This is a multi-part message in MIME format. OK, I'll bite. "If someone tried to fill me full of High Life, I'd run too." Har!! Whew.I'm spent. From: homeroast-admin [mailto:homeroast-admin] On Behalf Of raymanowen Sent: Thursday, April 20, 2006 7:41 PM To: homeroast Subject: Re: +OT - Refrigerator Home Despot seems to be highest at 550$, but I didn't see any glaring service problem reports at all. You should call an appliance service center, like Sears, and ask if your observations indicate a real problem, like the defrost timer stuck in the defrost mode. (Its heater can supply heat faster than the refrigeration system can extract it.) Wherever you got it, it's still their problem, whether or not you got extended warranty coverage. Let them undeliver the junker and bring a new replacement. Of course, "it's normal operation," if the seller wants to be a twit. Cheers -RayO, aka Opa! Let your fingers do the walking, Brian-
Thanks, Ray and others, I plan to call the seller (the refrig has been in the house for less than a month and was new when it got there) but I wanted to get some "ammo" from all the knowlegable people on this list before I contacted the seller. The suggestion about calling an appliance repair place is a very good one, and I will do that. Thanks again for all the assistance. Brian On 4/20/06, raymanowen wrote: <Snip> e a <Snip>
Brian, you're right- "call the seller," and give him the opportunity to evaluate the machine. You certainly paid for a brand new machine, but the seller may propose to "make you whole" by repairing this one. It's your call- how much damage was done to your home by the ex- airport baggage mashers in the original delivery? From my experience with refrigerator delivery, I am sure there was some, and it shouldn't be hard t= o spot in your new home. On 4/21/06, Brian Kamnetz wrote: <Snip> r <Snip> -- "When the theme hits the bass, I dance the Jig!" - -Virgil Fox at the Wichita WurliTzer
You might also want to check on an insurance thing. I know when I moved into a house, they had some kind of 'appliance' insurance on it, where things breaking down were covered, you called a number, paid like a 40 dollar fee or whatever it was for the service call and whatever had to be done, was done.

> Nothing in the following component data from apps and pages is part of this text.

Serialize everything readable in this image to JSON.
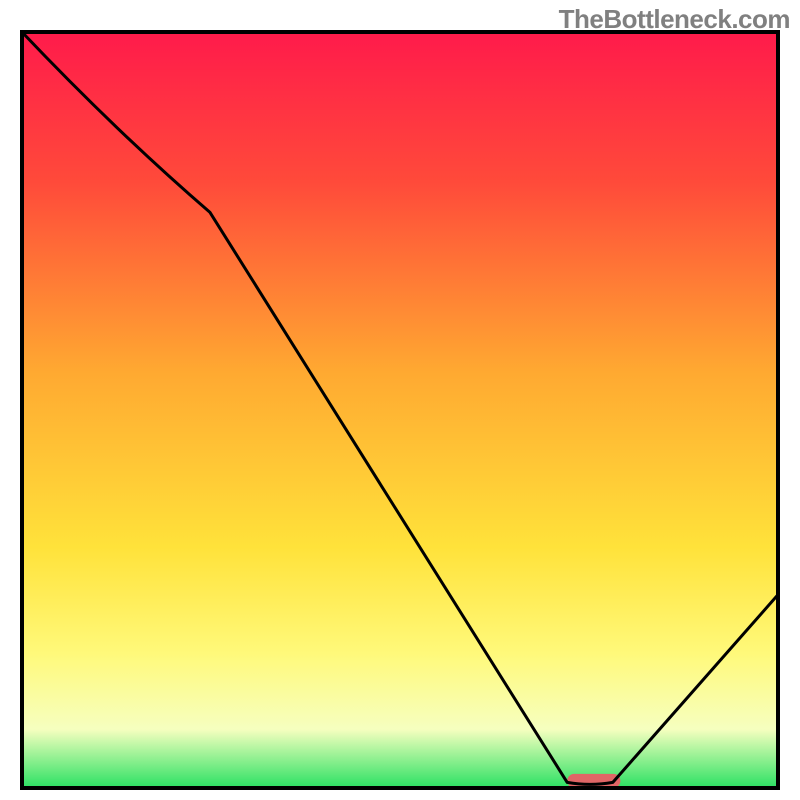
{
  "watermark": "TheBottleneck.com",
  "chart_data": {
    "type": "line",
    "title": "",
    "xlabel": "",
    "ylabel": "",
    "xlim": [
      0,
      100
    ],
    "ylim": [
      0,
      100
    ],
    "series": [
      {
        "name": "curve",
        "x": [
          0,
          25,
          72,
          78,
          100
        ],
        "y": [
          100,
          76,
          1,
          1,
          26
        ]
      }
    ],
    "marker": {
      "x_start": 72,
      "x_end": 79,
      "y": 1.2,
      "color": "#e06666"
    },
    "gradient_stops": [
      {
        "offset": 0,
        "color": "#ff1a4b"
      },
      {
        "offset": 20,
        "color": "#ff4a3a"
      },
      {
        "offset": 45,
        "color": "#ffa931"
      },
      {
        "offset": 68,
        "color": "#ffe23a"
      },
      {
        "offset": 82,
        "color": "#fff97a"
      },
      {
        "offset": 92,
        "color": "#f6ffbf"
      },
      {
        "offset": 100,
        "color": "#24e060"
      }
    ],
    "border_color": "#000000"
  }
}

Im not sure about the rest of the states, or even sure if this is true but was told at the time, that in florida, jacksonville, that's a fairly common thing the seller will do to help sell the house / boost the value because it only cost like 400 or 500 a year for this. trust me, two burst pipes in the wall, the thing paid for itself with one @#$$%^ plumbers visit. Now if only I had that ultrasonic plumbers crack detector I could have prevented all of that :) Aaron
On 4/21/06, Aaron wrote: <Snip> That is a called a Homeowner's Warranty policy. They are common in Texas, too. <Snip>